(What you should do): Find how many lines of the following entries contain "吉他弹唱". Reply with the number alone.

[Items from a data source]
+---+

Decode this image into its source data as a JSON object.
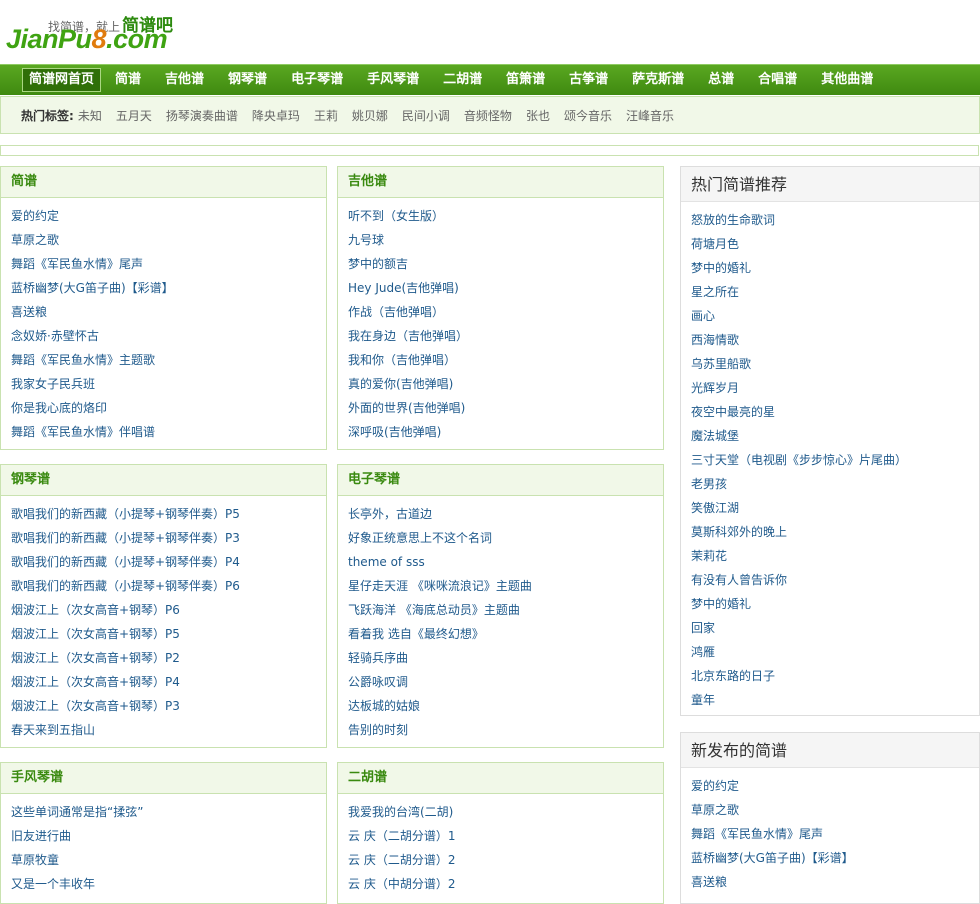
{
  "logo": {
    "slogan_prefix": "找简谱，就上",
    "slogan_strong": "简谱吧",
    "brand_left": "JianPu",
    "brand_eight": "8",
    "brand_right": ".com"
  },
  "nav": {
    "items": [
      "简谱网首页",
      "简谱",
      "吉他谱",
      "钢琴谱",
      "电子琴谱",
      "手风琴谱",
      "二胡谱",
      "笛箫谱",
      "古筝谱",
      "萨克斯谱",
      "总谱",
      "合唱谱",
      "其他曲谱"
    ]
  },
  "tags": {
    "title": "热门标签:",
    "items": [
      "未知",
      "五月天",
      "扬琴演奏曲谱",
      "降央卓玛",
      "王莉",
      "姚贝娜",
      "民间小调",
      "音频怪物",
      "张也",
      "颂今音乐",
      "汪峰音乐"
    ]
  },
  "sections": [
    {
      "title": "简谱",
      "items": [
        "爱的约定",
        "草原之歌",
        "舞蹈《军民鱼水情》尾声",
        "蓝桥幽梦(大G笛子曲)【彩谱】",
        "喜送粮",
        "念奴娇·赤壁怀古",
        "舞蹈《军民鱼水情》主题歌",
        "我家女子民兵班",
        "你是我心底的烙印",
        "舞蹈《军民鱼水情》伴唱谱"
      ]
    },
    {
      "title": "吉他谱",
      "items": [
        "听不到（女生版）",
        "九号球",
        "梦中的额吉",
        "Hey Jude(吉他弹唱)",
        "作战（吉他弹唱）",
        "我在身边（吉他弹唱）",
        "我和你（吉他弹唱）",
        "真的爱你(吉他弹唱)",
        "外面的世界(吉他弹唱)",
        "深呼吸(吉他弹唱)"
      ]
    },
    {
      "title": "钢琴谱",
      "items": [
        "歌唱我们的新西藏（小提琴+钢琴伴奏）P5",
        "歌唱我们的新西藏（小提琴+钢琴伴奏）P3",
        "歌唱我们的新西藏（小提琴+钢琴伴奏）P4",
        "歌唱我们的新西藏（小提琴+钢琴伴奏）P6",
        "烟波江上（次女高音+钢琴）P6",
        "烟波江上（次女高音+钢琴）P5",
        "烟波江上（次女高音+钢琴）P2",
        "烟波江上（次女高音+钢琴）P4",
        "烟波江上（次女高音+钢琴）P3",
        "春天来到五指山"
      ]
    },
    {
      "title": "电子琴谱",
      "items": [
        "长亭外，古道边",
        "好象正统意思上不这个名词",
        "theme of sss",
        "星仔走天涯 《咪咪流浪记》主题曲",
        "飞跃海洋 《海底总动员》主题曲",
        "看着我 选自《最终幻想》",
        "轻骑兵序曲",
        "公爵咏叹调",
        "达板城的姑娘",
        "告别的时刻"
      ]
    },
    {
      "title": "手风琴谱",
      "items": [
        "这些单词通常是指“揉弦”",
        "旧友进行曲",
        "草原牧童",
        "又是一个丰收年"
      ]
    },
    {
      "title": "二胡谱",
      "items": [
        "我爱我的台湾(二胡)",
        "云 庆（二胡分谱）1",
        "云 庆（二胡分谱）2",
        "云 庆（中胡分谱）2"
      ]
    }
  ],
  "sidebar": {
    "hot": {
      "title": "热门简谱推荐",
      "items": [
        "怒放的生命歌词",
        "荷塘月色",
        "梦中的婚礼",
        "星之所在",
        "画心",
        "西海情歌",
        "乌苏里船歌",
        "光辉岁月",
        "夜空中最亮的星",
        "魔法城堡",
        "三寸天堂（电视剧《步步惊心》片尾曲）",
        "老男孩",
        "笑傲江湖",
        "莫斯科郊外的晚上",
        "茉莉花",
        "有没有人曾告诉你",
        "梦中的婚礼",
        "回家",
        "鸿雁",
        "北京东路的日子",
        "童年"
      ]
    },
    "new": {
      "title": "新发布的简谱",
      "items": [
        "爱的约定",
        "草原之歌",
        "舞蹈《军民鱼水情》尾声",
        "蓝桥幽梦(大G笛子曲)【彩谱】",
        "喜送粮"
      ]
    }
  },
  "colors": {
    "nav_green": "#4a9818",
    "accent_green": "#3a8a10",
    "link_blue": "#1f5a8c",
    "panel_bg": "#f1f8e8"
  }
}
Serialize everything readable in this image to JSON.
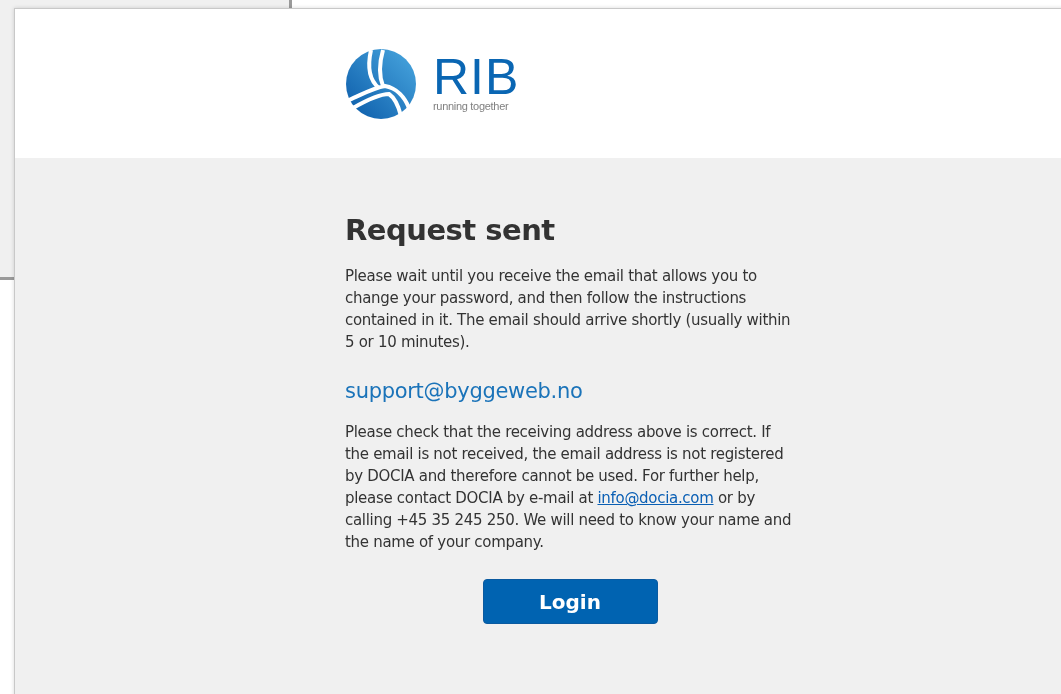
{
  "logo": {
    "name": "RIB",
    "tagline": "running together"
  },
  "title": "Request sent",
  "intro": "Please wait until you receive the email that allows you to change your password, and then follow the instructions contained in it. The email should arrive shortly (usually within 5 or 10 minutes).",
  "email": "support@byggeweb.no",
  "help": {
    "before": "Please check that the receiving address above is correct. If the email is not received, the email address is not registered by DOCIA and therefore cannot be used. For further help, please contact DOCIA by e-mail at ",
    "link": "info@docia.com",
    "after": " or by calling +45 35 245 250. We will need to know your name and the name of your company."
  },
  "button": "Login"
}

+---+

(Output): 7